Now, I will openly admit to rolling my eyes when I read one of her reviews and I get a good giggle out of them, and I sometimes will find myself enraged because when I was still around, I couldn't get the local writing community to EVER let me write a theatre review, even though I know what I'm talking about and would write one that people wouldn't snicker at at least. So I have definitely participated in the being annoyed at this particular writer thing, but what I was invited to today kind of took it to a whole new level.

Actually, there's been a steady increase to this whole new level. As my friends would post reviews of the shows they were involved with, and inevitably this woman's writing would come into play, more and more of my friends would become more and more loose about what they would say about her openly on the internet. Some of it has been downright embarrassingly mean.

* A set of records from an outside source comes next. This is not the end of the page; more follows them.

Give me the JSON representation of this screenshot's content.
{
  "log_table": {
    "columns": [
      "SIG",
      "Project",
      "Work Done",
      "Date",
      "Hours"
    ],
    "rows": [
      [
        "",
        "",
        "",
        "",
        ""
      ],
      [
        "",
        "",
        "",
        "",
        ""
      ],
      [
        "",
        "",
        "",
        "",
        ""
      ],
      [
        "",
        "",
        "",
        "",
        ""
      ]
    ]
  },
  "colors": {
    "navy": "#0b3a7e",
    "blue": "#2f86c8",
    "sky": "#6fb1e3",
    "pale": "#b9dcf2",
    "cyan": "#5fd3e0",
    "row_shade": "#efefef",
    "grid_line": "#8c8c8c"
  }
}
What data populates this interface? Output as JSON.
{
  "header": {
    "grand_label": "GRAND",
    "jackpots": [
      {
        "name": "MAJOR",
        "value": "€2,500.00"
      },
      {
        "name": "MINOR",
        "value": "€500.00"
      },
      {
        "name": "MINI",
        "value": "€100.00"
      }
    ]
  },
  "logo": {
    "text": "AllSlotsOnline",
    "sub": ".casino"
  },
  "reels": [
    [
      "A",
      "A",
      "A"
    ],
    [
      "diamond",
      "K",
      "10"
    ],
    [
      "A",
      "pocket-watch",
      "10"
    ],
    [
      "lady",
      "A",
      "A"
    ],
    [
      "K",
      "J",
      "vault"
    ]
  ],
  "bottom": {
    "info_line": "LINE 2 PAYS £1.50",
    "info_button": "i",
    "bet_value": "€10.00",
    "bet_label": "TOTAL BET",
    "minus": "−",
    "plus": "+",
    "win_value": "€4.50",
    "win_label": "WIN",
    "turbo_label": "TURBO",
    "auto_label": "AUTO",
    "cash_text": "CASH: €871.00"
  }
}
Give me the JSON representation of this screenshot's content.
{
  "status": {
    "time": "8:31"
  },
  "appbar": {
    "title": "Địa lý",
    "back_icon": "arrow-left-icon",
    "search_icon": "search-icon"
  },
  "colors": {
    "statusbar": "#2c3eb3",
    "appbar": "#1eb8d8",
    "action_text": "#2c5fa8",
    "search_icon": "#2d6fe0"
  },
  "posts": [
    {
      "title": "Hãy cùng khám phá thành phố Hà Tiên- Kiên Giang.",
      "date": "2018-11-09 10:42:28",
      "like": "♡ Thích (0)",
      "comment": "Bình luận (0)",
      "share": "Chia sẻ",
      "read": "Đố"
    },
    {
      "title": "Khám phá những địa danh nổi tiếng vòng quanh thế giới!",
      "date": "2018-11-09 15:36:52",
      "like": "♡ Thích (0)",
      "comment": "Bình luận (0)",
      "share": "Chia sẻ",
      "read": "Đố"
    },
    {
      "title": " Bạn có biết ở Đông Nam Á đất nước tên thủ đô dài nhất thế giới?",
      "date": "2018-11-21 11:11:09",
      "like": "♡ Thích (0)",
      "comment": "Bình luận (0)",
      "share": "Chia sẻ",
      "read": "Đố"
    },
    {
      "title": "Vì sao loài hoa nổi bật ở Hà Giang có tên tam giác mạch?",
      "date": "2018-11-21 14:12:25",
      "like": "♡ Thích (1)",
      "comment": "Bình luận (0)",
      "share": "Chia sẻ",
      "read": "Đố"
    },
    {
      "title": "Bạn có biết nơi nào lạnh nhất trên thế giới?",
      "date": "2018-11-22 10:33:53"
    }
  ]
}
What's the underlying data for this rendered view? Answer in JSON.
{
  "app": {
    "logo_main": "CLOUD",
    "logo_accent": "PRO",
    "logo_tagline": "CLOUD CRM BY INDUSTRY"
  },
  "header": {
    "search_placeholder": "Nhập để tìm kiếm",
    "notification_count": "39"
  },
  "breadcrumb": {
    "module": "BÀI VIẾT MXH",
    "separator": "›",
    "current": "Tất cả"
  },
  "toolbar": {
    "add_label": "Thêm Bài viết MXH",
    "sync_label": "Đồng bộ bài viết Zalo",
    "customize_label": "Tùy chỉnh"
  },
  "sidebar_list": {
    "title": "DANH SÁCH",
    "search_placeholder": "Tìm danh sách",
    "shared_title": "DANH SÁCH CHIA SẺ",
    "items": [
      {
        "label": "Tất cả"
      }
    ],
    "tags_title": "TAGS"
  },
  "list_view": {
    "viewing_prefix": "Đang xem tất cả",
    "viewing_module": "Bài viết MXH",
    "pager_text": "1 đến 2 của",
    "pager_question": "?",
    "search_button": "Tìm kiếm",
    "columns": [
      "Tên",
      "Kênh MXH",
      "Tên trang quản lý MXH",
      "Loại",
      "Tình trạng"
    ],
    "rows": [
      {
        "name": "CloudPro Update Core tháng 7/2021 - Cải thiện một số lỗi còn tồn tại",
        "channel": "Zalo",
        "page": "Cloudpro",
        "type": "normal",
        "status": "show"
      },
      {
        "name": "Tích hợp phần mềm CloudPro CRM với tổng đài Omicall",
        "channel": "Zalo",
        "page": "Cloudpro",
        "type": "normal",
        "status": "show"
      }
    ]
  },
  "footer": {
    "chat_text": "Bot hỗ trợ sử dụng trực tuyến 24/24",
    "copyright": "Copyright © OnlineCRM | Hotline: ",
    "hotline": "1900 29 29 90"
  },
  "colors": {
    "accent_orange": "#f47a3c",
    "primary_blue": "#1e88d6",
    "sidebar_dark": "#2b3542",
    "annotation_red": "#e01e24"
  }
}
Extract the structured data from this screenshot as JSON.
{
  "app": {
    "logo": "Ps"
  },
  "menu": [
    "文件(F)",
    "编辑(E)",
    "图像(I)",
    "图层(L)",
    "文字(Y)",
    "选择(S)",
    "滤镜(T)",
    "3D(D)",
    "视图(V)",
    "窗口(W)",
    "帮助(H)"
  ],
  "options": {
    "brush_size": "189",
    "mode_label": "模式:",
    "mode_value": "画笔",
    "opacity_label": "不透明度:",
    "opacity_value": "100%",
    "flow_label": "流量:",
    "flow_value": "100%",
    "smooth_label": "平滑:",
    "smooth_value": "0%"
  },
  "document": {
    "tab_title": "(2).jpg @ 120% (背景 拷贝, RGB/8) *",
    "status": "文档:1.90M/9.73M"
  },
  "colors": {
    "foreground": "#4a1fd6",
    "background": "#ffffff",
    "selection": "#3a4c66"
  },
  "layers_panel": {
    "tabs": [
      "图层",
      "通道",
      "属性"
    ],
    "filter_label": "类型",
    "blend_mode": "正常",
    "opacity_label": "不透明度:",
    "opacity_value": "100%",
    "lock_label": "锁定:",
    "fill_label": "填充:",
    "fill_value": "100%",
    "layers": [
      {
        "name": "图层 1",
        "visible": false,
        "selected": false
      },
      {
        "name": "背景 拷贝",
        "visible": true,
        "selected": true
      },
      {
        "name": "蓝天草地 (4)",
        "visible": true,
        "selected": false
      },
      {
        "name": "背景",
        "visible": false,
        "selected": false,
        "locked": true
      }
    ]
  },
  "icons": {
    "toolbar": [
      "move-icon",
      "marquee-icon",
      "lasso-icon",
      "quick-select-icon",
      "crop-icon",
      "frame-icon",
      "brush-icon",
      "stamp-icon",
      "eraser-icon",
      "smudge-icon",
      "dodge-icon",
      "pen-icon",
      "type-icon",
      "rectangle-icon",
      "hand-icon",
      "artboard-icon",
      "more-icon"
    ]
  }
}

But creating a holiday party dedicated SOLELY to making fun of this writer, and actually digging up her works to have read at the party (and this goes into her own theatre writing too not just her journalistic endeavors), with the sole purpose of making fun of her, well, I am a bit nauseated by the whole thing.

Part of me is like, I don't want to burn bridges. Whether or not I like someone in the business, and whether or not I think that person is talented or full of crap, I don't think that sort of thing really needs to be on the internet. It's like with naked pictures--they will be there forever. SOMEONE will be able to find them. And I kind of feel like it's infantile and petty to advertise it. I mean, I know theatre, in general, is a gossipy bunch; they like to say mean things and back stab. I've been there, hell, I'll admit to doing it myself. We are all only human. But I guess what I'm saying is, for God's sake, keep it in the Green Room and off the internet, where it could come back to haunt you one of these days.

When I was at Iowa, my first contacts with theatre and writing for the stage was through No Shame Theatre. I loved it. I was obsessed with it. I knew the politics of this particular group and how to stay in the 'in' group at the time. I was still young and just starting out, and it's hard to not get sucked into a peer pressure situation.

There was a guy who would do pieces there sometimes. I won't mention his name, but he had a name that was a famous person's name--and really, he wasn't as cool as his name would indicate. He was young and troubled--he once told one of the members of the No Shame board after asking this person to read one of his scripts to not say anything bad about it, or he would hold it inside for three days and explode.

This, to me, did not denote stability.

But some of the people I was involved in No Shame with would encourage him to be there and write, and perform, not because they were being encouraging and inclusive, but because they wanted to have a good laugh on the part of this troubled young man. I would have no part of it, mostly because I kept envisioning what would happen when he realized that everyone there was just making fun of him all along, and it had to do with him showing up with a gun and killing us all.

I feel like it's a very similar situation, and I refuse to participate. Funny part? Yeah, I'm posting this on the internet. I don't know why I wanted to post it here, but it feels good to get it out of my system.

I think the part that bothers me the most is that no one is keeping this on the downlow. To me, it seems like if you are going to make fun of someone who can review your shows, regardless of how badly they are reviewed, you shouldn't burn that bridge. Because if I were an editor of a paper or involved with putting together shows or something, I might think twice if I saw something like this. Maybe it doesn't matter as much when you're in a small town and everyone knows everyone, but I feel like your rep in theatre will follow you everywhere.

Am I wrong? Maybe I should just go back to wedding planning.